'Drinkable' air to aid dry season
Published: Saturday, December 1, 2012
Updated: Sunday, December 2, 2012 19:12
In the hours before sunrise, the Chameleon 60 is working hard to produce 77 gallons of water from air vapors at the Southern University Agricultural Research and Extension Center.
The nearly 500-pound “drinkable air” machine is powered by a 208-230 Volt electric power supply.
Yemane Ghebreiyessus, plant and soil sciences professor at the Agricultural Center, said, the machine functions like an air conditioner.
“It gets condensation but instead of it being released, the water is kept in the machine,” Ghebreiyessus said.
Ghebreiyessus said that the water is collected, treated, processed and purified as drinking water.
The Chameleon 60 uses a Patented EnviroGuard Ozone Purification System.
He said sometimes in Louisiana, rain is adequate but the state still have dry spells that last two to three weeks to over a month.
“We are looking to use this water as supplementary water when we don’t have rain,” Ghebreiyussus said. “This is very critical for plants out in the field. They need water.”
He said if this machine is present, it could run as an irrigation system during the dry period.
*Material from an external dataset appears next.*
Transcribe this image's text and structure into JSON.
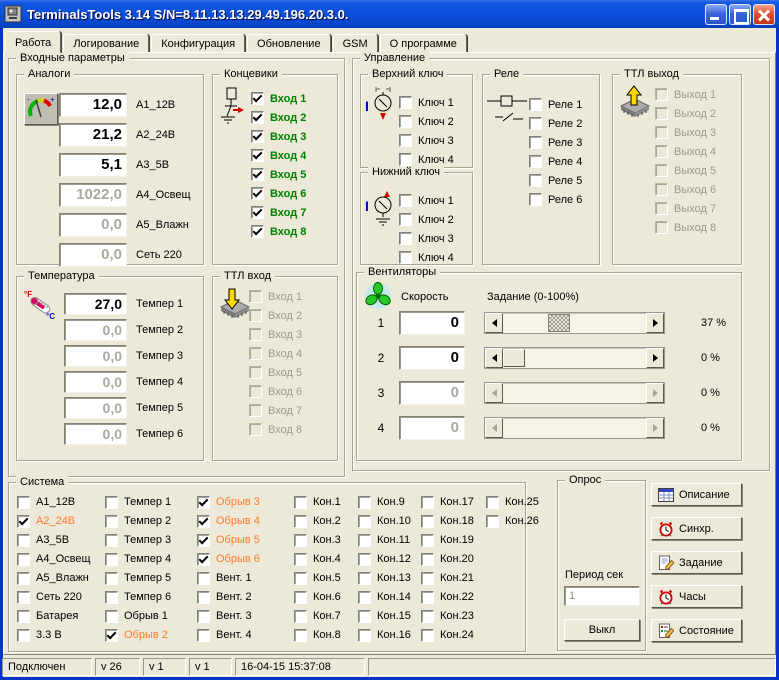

“It has potential in drier areas,” Ghebreiyussus said.
According to Ghebreiyussus, the Chameleon 60 could produce up to 77 gallons of water during the hours of 4-5 AM.
“During around 12 PM, the temperature is higher and the generation of water is the lowest,” Ghebreiyessus said. “As the temperature decreases, the production of water is higher.”
He said preparations are being made for the machine to be run by a generator or solar power in the future.
Despite Ghebreiyessus’ knowledge, students never knew drinkable air was possible.
Sam Thompson, a senior sociology major from New Orleans, said he has never heard a drinkable air machine.
When Thompson was informed about the machine’s existence, he had many concerns about the machine’s processes.
“I would like to know the possible side effects and also I would like to know why isn’t it main stream of the university student population for us to have some input on it,” Thompson said.
Thompson said that he did not know that air was drinkable.
“I thought we breathe air,” Thompson said.
Christian Walker, a freshman, business management major from Jena, La., was another student who was in disbelief about the drinkable air machine.
“I don’t believe that I can drink air,” Walker said.
She agreed that scientist has taken technology too far.
“I’ve never heard of anything like that before,” Walker said.
Ugo Nwosu, a senior, mechanical engineering major from Nigeria said he didn’t know that he was able to drink air but he didn’t think it was impossible.
He said that the machine being on SU’s campus is a great idea.
“This shows that the university has moved forward and that others recognize our science programs,” Nwosu said.
He said that in the engineering program, he knows some LSU students who come to SU for the science programs.
“That says a lot about our school,” Nwosu said.
According to the website for drinkable air published by Drinkable Air, Inc., the water is pure, safe and clean as well as great tasting.
The water that is produced starts out cleaner as it is the vapor/humidity in the air that’s inhaled. The filtration system is extremely effective and efficient and utilizes multiple safeguards as well as ultraviolet light to eradicate any bacteria.
Drinkable Air, Inc. said that drinkable air’s patented water producing machines help reduce greenhouse gases and global warming. It also eliminates the need to buy expensive bottled water taking billions of plastic bottles out of landfills.
During the summer of 2011, the SUAREC conducted studies on the drinkable air machine, which extracts moisture from air and transforms it into drinking water.
The studies for the research were to observe the production of water, the amount of electricity the machine consumes and the peak hours the most water is generated.
An evaluation of the drinkable air machine received a third party performance evaluation from the SU Research Center.